Spinal cord injuries can be caused by damage to any part of a person’s spinal cord or the nerves at the end of the spinal canal. These injuries are catastrophic and can easily cause permanent changes in strength, tactile sensation, and other crucial bodily functions. The goal of the fund is to provide resources, support, and funding for people with spinal cord injuries, as well as to their caregivers.
Spinal cord injuries can be caused by a variety of circumstances. The most common causes of spinal cord injuries are falls (22%), violence (16%) and sports injuries (12%). Just like the brain, the spinal cord cannot regrow new cells, which is why victims of spinal cord injuries are often left to deal with lifelong disabilities.
A recent estimate showed that the annual incidence of a spinal cord injury is approximately 54 cases per one million people in the U.S., or about 17,730 new cases each year. Per data compiled by the Loyola University Health System and quoted by Science Daily, life expectancy after a spinal cord injury ranges from 1.5 years for a ventilator-dependent patient older than 60, to 52.6 years for a 20-year-old patient with preserved motor function.
After his injury, Shazier was given long odds that he’d walk again after his injury, but he relearned how to do that and even went on to dance with his wife at their 2019 wedding. The release announcing the fund notes that the first 18-24 months are crucial to recovery and that Shazier received 130 rehab sessions. Others with less means than a professional athlete only receive 20-30 because of insurance limitations and the new initiative is designed to help people get the same kind of care. Shazier officially retired from football earlier in 2020.
According to Statista, the estimated lifetime cost of a patient who is 25 years old and suffering from paraplegia is around $2.5 million as of 2019.
In a statement, Shazier reportedly said: “My injury has helped me see firsthand what the SCI community goes through every day and the inequities people face when it comes to getting the care they need. I want to be there for people who are going through similar struggles, including their caregivers and families.”

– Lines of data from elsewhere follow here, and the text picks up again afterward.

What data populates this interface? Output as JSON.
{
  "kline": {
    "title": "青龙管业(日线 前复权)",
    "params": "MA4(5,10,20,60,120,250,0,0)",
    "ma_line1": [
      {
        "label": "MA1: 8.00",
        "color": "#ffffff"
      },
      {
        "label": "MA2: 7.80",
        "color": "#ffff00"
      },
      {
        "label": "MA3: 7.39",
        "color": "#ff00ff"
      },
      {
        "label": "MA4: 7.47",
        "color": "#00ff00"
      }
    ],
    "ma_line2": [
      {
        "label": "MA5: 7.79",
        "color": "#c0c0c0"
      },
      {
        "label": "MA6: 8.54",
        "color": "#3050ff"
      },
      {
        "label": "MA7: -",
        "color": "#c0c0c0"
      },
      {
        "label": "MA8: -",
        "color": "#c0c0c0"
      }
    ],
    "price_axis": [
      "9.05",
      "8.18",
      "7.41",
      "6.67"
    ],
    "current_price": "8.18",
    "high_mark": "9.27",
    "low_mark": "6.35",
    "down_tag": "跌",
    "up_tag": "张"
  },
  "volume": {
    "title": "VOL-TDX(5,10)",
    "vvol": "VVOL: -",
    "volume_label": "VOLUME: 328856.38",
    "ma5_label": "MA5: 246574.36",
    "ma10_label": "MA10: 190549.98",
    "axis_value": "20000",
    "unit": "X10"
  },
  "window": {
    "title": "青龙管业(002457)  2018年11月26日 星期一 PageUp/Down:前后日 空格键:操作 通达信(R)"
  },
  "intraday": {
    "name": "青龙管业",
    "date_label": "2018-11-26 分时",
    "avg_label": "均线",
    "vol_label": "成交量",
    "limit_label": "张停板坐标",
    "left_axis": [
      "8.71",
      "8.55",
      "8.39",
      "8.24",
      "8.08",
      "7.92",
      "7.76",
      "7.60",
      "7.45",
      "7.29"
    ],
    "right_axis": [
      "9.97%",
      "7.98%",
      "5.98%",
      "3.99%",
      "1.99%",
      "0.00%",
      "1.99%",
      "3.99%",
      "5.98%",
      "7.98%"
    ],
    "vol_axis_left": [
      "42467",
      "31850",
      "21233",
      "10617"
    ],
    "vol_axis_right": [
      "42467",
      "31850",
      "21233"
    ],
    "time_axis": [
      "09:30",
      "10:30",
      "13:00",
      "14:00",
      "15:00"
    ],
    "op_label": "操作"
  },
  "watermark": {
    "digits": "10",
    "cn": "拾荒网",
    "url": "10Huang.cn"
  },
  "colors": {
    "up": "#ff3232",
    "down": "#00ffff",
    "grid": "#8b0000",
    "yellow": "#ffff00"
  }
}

The chair of the funds board of directors, William Kassling, explained their first area of focus, saying, “More than 90% of SCI cases are caused by a sudden and unexpected traumatic event. Our initial focus will raise money to help those living with sports-related and vehicular accident injuries.”